Dataset rows describing interfaces:
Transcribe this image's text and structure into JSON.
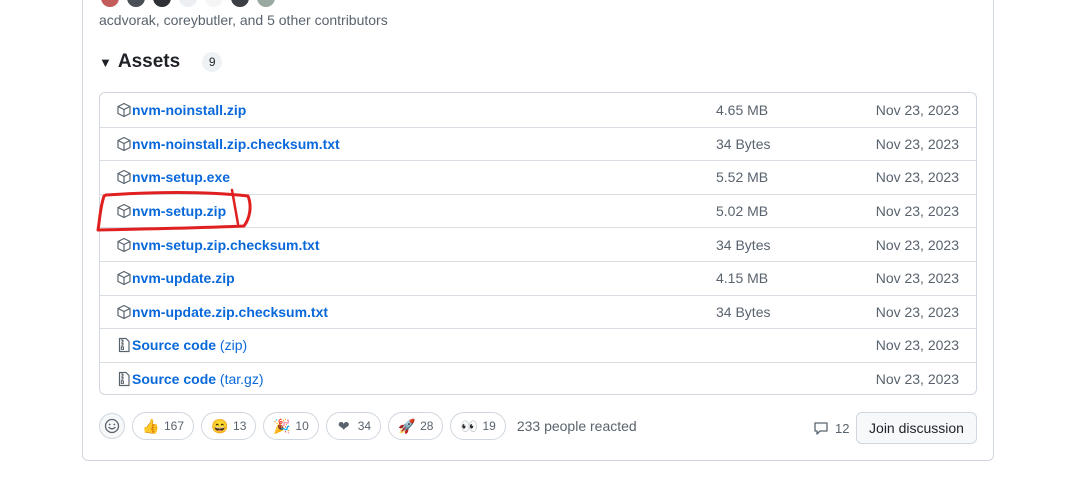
{
  "contributors_text": "acdvorak, coreybutler, and 5 other contributors",
  "assets": {
    "title": "Assets",
    "count": "9",
    "rows": [
      {
        "name": "nvm-noinstall.zip",
        "ext": "",
        "size": "4.65 MB",
        "date": "Nov 23, 2023",
        "icon": "package-icon"
      },
      {
        "name": "nvm-noinstall.zip.checksum.txt",
        "ext": "",
        "size": "34 Bytes",
        "date": "Nov 23, 2023",
        "icon": "package-icon"
      },
      {
        "name": "nvm-setup.exe",
        "ext": "",
        "size": "5.52 MB",
        "date": "Nov 23, 2023",
        "icon": "package-icon"
      },
      {
        "name": "nvm-setup.zip",
        "ext": "",
        "size": "5.02 MB",
        "date": "Nov 23, 2023",
        "icon": "package-icon"
      },
      {
        "name": "nvm-setup.zip.checksum.txt",
        "ext": "",
        "size": "34 Bytes",
        "date": "Nov 23, 2023",
        "icon": "package-icon"
      },
      {
        "name": "nvm-update.zip",
        "ext": "",
        "size": "4.15 MB",
        "date": "Nov 23, 2023",
        "icon": "package-icon"
      },
      {
        "name": "nvm-update.zip.checksum.txt",
        "ext": "",
        "size": "34 Bytes",
        "date": "Nov 23, 2023",
        "icon": "package-icon"
      },
      {
        "name": "Source code",
        "ext": "(zip)",
        "size": "",
        "date": "Nov 23, 2023",
        "icon": "file-zip-icon"
      },
      {
        "name": "Source code",
        "ext": "(tar.gz)",
        "size": "",
        "date": "Nov 23, 2023",
        "icon": "file-zip-icon"
      }
    ]
  },
  "reactions": {
    "items": [
      {
        "emoji": "👍",
        "count": "167",
        "name": "thumbs-up"
      },
      {
        "emoji": "😄",
        "count": "13",
        "name": "laugh"
      },
      {
        "emoji": "🎉",
        "count": "10",
        "name": "hooray"
      },
      {
        "emoji": "❤",
        "count": "34",
        "name": "heart"
      },
      {
        "emoji": "🚀",
        "count": "28",
        "name": "rocket"
      },
      {
        "emoji": "👀",
        "count": "19",
        "name": "eyes"
      }
    ],
    "summary": "233 people reacted"
  },
  "discussion": {
    "comment_count": "12",
    "join_label": "Join discussion"
  },
  "colors": {
    "link": "#0969da",
    "muted": "#59636e",
    "border": "#d0d7de",
    "annotation": "#e02020"
  }
}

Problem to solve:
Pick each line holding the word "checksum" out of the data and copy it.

Result of the exercise:
        "name": "nvm-noinstall.zip.checksum.txt",
        "name": "nvm-setup.zip.checksum.txt",
        "name": "nvm-update.zip.checksum.txt",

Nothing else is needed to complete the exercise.